During the university closures, the Israelis imprisoned without trial students caught in possession of textbooks: there were no protests from any British Government at the time. Then, as now, London worked with Washington to isolate Palestine from any help in resisting Israel’s policy of occupation and dispossession.
Some Israelis now claim that universities in the apartheid state are centres of liberal, or even left-wing, opposition. There is not a shred of evidence for this, quite the opposite:i
Israel is deliberately shredding the academic and every other part of the fabric of Palestinian society. The Israelis have set up over 500 checkpoints and hundreds of rubble roadblocks across the West Bank to impede normal Palestinian movement.
Every University has a military checkpoint, i.e. harassment point. This writer was turned away from such a harassment point just outside Bir Zeit University near Ramallah last July and forced to take a much more round-about route to get to my arranged meeting there. It was open harassment by a bored soldier; nothing was checked. Lecturers with foreign passports are routinely harassed and must work under the threat of being made to leave at any time.

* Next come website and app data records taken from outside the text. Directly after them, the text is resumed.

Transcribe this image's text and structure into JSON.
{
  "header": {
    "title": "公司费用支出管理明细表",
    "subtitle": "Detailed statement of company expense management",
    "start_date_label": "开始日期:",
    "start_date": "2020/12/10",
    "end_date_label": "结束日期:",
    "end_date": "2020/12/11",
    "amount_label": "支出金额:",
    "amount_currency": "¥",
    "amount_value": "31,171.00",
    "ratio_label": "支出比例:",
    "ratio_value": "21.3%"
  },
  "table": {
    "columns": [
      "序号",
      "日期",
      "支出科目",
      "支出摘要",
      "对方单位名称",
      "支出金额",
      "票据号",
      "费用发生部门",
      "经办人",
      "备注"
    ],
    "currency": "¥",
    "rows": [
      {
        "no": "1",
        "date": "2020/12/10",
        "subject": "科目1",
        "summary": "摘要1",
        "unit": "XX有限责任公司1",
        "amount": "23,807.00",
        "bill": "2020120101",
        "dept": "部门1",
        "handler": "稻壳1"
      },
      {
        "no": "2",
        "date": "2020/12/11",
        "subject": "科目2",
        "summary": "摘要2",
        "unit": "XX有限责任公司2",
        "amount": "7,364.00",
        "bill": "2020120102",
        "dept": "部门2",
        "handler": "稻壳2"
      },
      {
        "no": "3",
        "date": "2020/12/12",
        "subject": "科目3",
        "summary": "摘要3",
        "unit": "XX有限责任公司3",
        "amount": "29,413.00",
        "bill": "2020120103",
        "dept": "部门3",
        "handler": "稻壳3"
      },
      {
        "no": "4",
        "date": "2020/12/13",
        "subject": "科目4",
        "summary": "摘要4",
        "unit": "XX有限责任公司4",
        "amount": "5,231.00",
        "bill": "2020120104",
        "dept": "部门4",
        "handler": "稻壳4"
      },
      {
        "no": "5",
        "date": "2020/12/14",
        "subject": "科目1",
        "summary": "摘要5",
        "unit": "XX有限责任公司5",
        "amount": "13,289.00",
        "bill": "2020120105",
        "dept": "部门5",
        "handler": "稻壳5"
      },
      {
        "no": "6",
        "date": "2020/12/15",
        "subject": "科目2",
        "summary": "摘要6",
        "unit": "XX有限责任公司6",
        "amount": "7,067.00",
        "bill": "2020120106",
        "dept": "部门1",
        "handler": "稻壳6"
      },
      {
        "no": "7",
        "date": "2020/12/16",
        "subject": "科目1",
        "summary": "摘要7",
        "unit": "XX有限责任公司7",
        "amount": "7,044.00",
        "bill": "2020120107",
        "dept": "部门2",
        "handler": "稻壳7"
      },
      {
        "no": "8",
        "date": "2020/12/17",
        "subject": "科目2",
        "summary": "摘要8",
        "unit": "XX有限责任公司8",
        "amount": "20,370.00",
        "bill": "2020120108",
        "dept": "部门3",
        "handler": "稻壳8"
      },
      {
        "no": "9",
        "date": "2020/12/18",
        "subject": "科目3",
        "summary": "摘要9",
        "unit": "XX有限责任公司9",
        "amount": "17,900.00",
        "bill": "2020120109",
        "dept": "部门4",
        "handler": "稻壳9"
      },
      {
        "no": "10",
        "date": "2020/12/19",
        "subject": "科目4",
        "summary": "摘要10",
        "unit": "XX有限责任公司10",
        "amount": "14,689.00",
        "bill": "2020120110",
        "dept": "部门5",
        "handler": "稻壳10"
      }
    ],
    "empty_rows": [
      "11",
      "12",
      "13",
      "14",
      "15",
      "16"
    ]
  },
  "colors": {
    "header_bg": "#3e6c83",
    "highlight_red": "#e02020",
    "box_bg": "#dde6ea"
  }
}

The Israeli newspaper Haaretz this week rightly called Britain ‘a battlefield’ in this worldwide grass-roots struggle to stop Israel thumbing its nose at all enlightened world opinion. Israel ignored the World Court ruling to take down the apartheid wall which, once seen is never forgotten. Britain’s Higher Education Minister, Bill Rammell, whose government opposed the World Court ruling which enjoined all governments to take active measures to oppose the Wall, has emerged from the shadows to condemn the UCU motion in support of Palestine. The US-based Goldhirsh foundation has already imposed a ban on British academic funding requests for part of its $150 million hand outs.

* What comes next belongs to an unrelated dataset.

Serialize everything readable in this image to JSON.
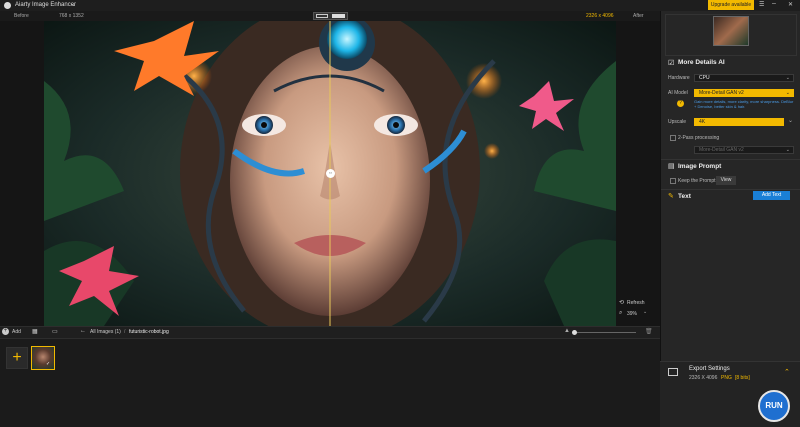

Boycott is, of course, an Irish contribution to the struggle against imperial power. Ireland also saw settler colonialism, dispossession of the natives, a racism equal in bitterness and hatred to anything most of us have ever seen. The Rev. Ian Paisley was the worst of the worst, easily on a par with Begin or any Israeli settler, Bible in hand, ordained by their violent Deity to fight the natives. And now he knows he has to make peace – albeit of a sorts – with those who fought him and the British State, gun and bomb in hand, to demand equal rights and an end to state discrimination against Catholics that went on much longer than the lifetime of the Zionist state that ‘Ulster’ inspired - http://www.fpif.org/pdf/gac/0407divide.pdf
As Ronnie Kasrils, Jewish fighter in the liberation struggle in South Africa, now a Minister in the South African Government, addressed the Israelis after a visit to Palestine: “At a certain point in time you think that the oppression is working, and that you’re controlling the other people, imprisoning its leaders and its activists, but the resistance will triumph in the end.”
Our task is to build a movement to accelerate the boycott movement here in Scotland and the UK. The Palestinian and Arab resistance to Israel will triumph, but we can reduce somewhat the terrible cost they will have to pay, and advance the day of liberation, by working here to punish Israel. The weapon is now clear: boycott. Join the battle
5th June, 2007
"Israel was not established to further democracy, it was founded as the Jewish state. We will not let go of the sole reason for our existence," Israeli Justice Dalia Dorner, who retired from the bench in 2004.
Israeli Chief of Staff, Raphael Eitan, once explained Israel’s attitude towards Palestinians: “When we have settled the land, all the Arabs will be able to do about it will be to scurry around like drugged cockroaches in a bottle.”
The first Governor of Jerusalem Sir Ronald Storrs stated that Israel "will form for England a little loyal Jewish Ulster in a sea of potentially hostile Arabism."